(App and web page records)

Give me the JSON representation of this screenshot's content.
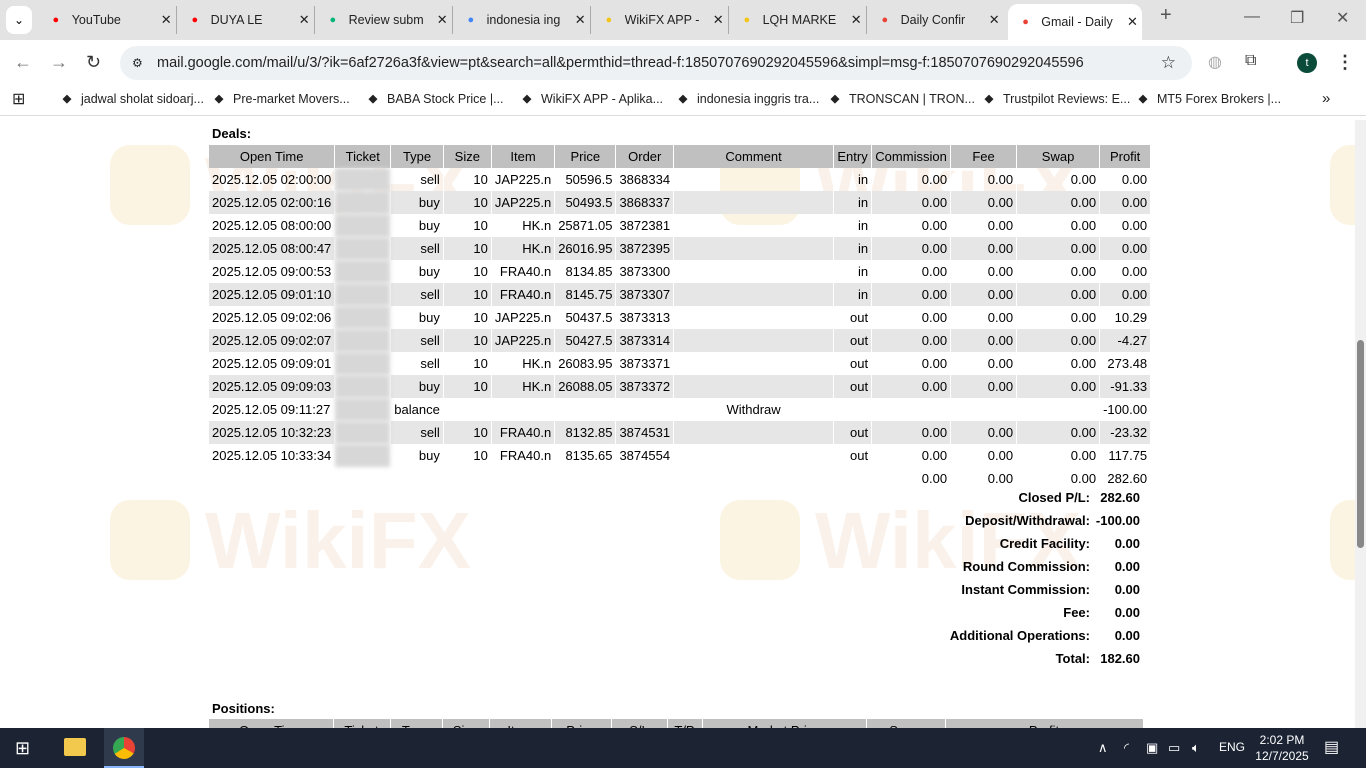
{
  "browser": {
    "tabs": [
      {
        "title": "YouTube",
        "icon": "youtube-icon",
        "color": "#ff0000"
      },
      {
        "title": "DUYA LE",
        "icon": "youtube-icon",
        "color": "#ff0000"
      },
      {
        "title": "Review subm",
        "icon": "trustpilot-star-icon",
        "color": "#00b67a"
      },
      {
        "title": "indonesia ing",
        "icon": "google-icon",
        "color": "#4285f4"
      },
      {
        "title": "WikiFX APP -",
        "icon": "wikifx-icon",
        "color": "#f5c518"
      },
      {
        "title": "LQH MARKE",
        "icon": "wikifx-icon",
        "color": "#f5c518"
      },
      {
        "title": "Daily Confir",
        "icon": "gmail-icon",
        "color": "#ea4335"
      },
      {
        "title": "Gmail - Daily",
        "icon": "gmail-icon",
        "color": "#ea4335"
      }
    ],
    "url": "mail.google.com/mail/u/3/?ik=6af2726a3f&view=pt&search=all&permthid=thread-f:1850707690292045596&simpl=msg-f:1850707690292045596",
    "profile_initial": "t",
    "bookmarks": [
      {
        "title": "jadwal sholat sidoarj...",
        "icon": "google-icon"
      },
      {
        "title": "Pre-market Movers...",
        "icon": "investing-icon"
      },
      {
        "title": "BABA Stock Price |...",
        "icon": "marketwatch-icon"
      },
      {
        "title": "WikiFX APP - Aplika...",
        "icon": "wikifx-icon"
      },
      {
        "title": "indonesia inggris tra...",
        "icon": "google-icon"
      },
      {
        "title": "TRONSCAN | TRON...",
        "icon": "tronscan-icon"
      },
      {
        "title": "Trustpilot Reviews: E...",
        "icon": "trustpilot-star-icon"
      },
      {
        "title": "MT5 Forex Brokers |...",
        "icon": "brokers-icon"
      }
    ]
  },
  "watermark": "WikiFX",
  "deals": {
    "title": "Deals:",
    "columns": [
      "Open Time",
      "Ticket",
      "Type",
      "Size",
      "Item",
      "Price",
      "Order",
      "Comment",
      "Entry",
      "Commission",
      "Fee",
      "Swap",
      "Profit"
    ],
    "rows": [
      [
        "2025.12.05 02:00:00",
        "",
        "sell",
        "10",
        "JAP225.n",
        "50596.5",
        "3868334",
        "",
        "in",
        "0.00",
        "0.00",
        "0.00",
        "0.00"
      ],
      [
        "2025.12.05 02:00:16",
        "",
        "buy",
        "10",
        "JAP225.n",
        "50493.5",
        "3868337",
        "",
        "in",
        "0.00",
        "0.00",
        "0.00",
        "0.00"
      ],
      [
        "2025.12.05 08:00:00",
        "",
        "buy",
        "10",
        "HK.n",
        "25871.05",
        "3872381",
        "",
        "in",
        "0.00",
        "0.00",
        "0.00",
        "0.00"
      ],
      [
        "2025.12.05 08:00:47",
        "",
        "sell",
        "10",
        "HK.n",
        "26016.95",
        "3872395",
        "",
        "in",
        "0.00",
        "0.00",
        "0.00",
        "0.00"
      ],
      [
        "2025.12.05 09:00:53",
        "",
        "buy",
        "10",
        "FRA40.n",
        "8134.85",
        "3873300",
        "",
        "in",
        "0.00",
        "0.00",
        "0.00",
        "0.00"
      ],
      [
        "2025.12.05 09:01:10",
        "",
        "sell",
        "10",
        "FRA40.n",
        "8145.75",
        "3873307",
        "",
        "in",
        "0.00",
        "0.00",
        "0.00",
        "0.00"
      ],
      [
        "2025.12.05 09:02:06",
        "",
        "buy",
        "10",
        "JAP225.n",
        "50437.5",
        "3873313",
        "",
        "out",
        "0.00",
        "0.00",
        "0.00",
        "10.29"
      ],
      [
        "2025.12.05 09:02:07",
        "",
        "sell",
        "10",
        "JAP225.n",
        "50427.5",
        "3873314",
        "",
        "out",
        "0.00",
        "0.00",
        "0.00",
        "-4.27"
      ],
      [
        "2025.12.05 09:09:01",
        "",
        "sell",
        "10",
        "HK.n",
        "26083.95",
        "3873371",
        "",
        "out",
        "0.00",
        "0.00",
        "0.00",
        "273.48"
      ],
      [
        "2025.12.05 09:09:03",
        "",
        "buy",
        "10",
        "HK.n",
        "26088.05",
        "3873372",
        "",
        "out",
        "0.00",
        "0.00",
        "0.00",
        "-91.33"
      ],
      [
        "2025.12.05 09:11:27",
        "",
        "balance",
        "",
        "",
        "",
        "",
        "Withdraw",
        "",
        "",
        "",
        "",
        "-100.00"
      ],
      [
        "2025.12.05 10:32:23",
        "",
        "sell",
        "10",
        "FRA40.n",
        "8132.85",
        "3874531",
        "",
        "out",
        "0.00",
        "0.00",
        "0.00",
        "-23.32"
      ],
      [
        "2025.12.05 10:33:34",
        "",
        "buy",
        "10",
        "FRA40.n",
        "8135.65",
        "3874554",
        "",
        "out",
        "0.00",
        "0.00",
        "0.00",
        "117.75"
      ]
    ],
    "totals": {
      "commission": "0.00",
      "fee": "0.00",
      "swap": "0.00",
      "profit": "282.60"
    },
    "summary": [
      {
        "label": "Closed P/L:",
        "value": "282.60"
      },
      {
        "label": "Deposit/Withdrawal:",
        "value": "-100.00"
      },
      {
        "label": "Credit Facility:",
        "value": "0.00"
      },
      {
        "label": "Round Commission:",
        "value": "0.00"
      },
      {
        "label": "Instant Commission:",
        "value": "0.00"
      },
      {
        "label": "Fee:",
        "value": "0.00"
      },
      {
        "label": "Additional Operations:",
        "value": "0.00"
      },
      {
        "label": "Total:",
        "value": "182.60"
      }
    ]
  },
  "positions": {
    "title": "Positions:",
    "columns": [
      "Open Time",
      "Ticket",
      "Type",
      "Size",
      "Item",
      "Price",
      "S/L",
      "T/P",
      "Market Price",
      "Swap",
      "Profit"
    ]
  },
  "taskbar": {
    "language": "ENG",
    "time": "2:02 PM",
    "date": "12/7/2025"
  }
}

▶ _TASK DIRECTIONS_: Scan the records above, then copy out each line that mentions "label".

▶ _OUTPUT FOR THIS EXERCISE_:
        "label": "Closed P/L:",
        "label": "Deposit/Withdrawal:",
        "label": "Credit Facility:",
        "label": "Round Commission:",
        "label": "Instant Commission:",
        "label": "Fee:",
        "label": "Additional Operations:",
        "label": "Total:",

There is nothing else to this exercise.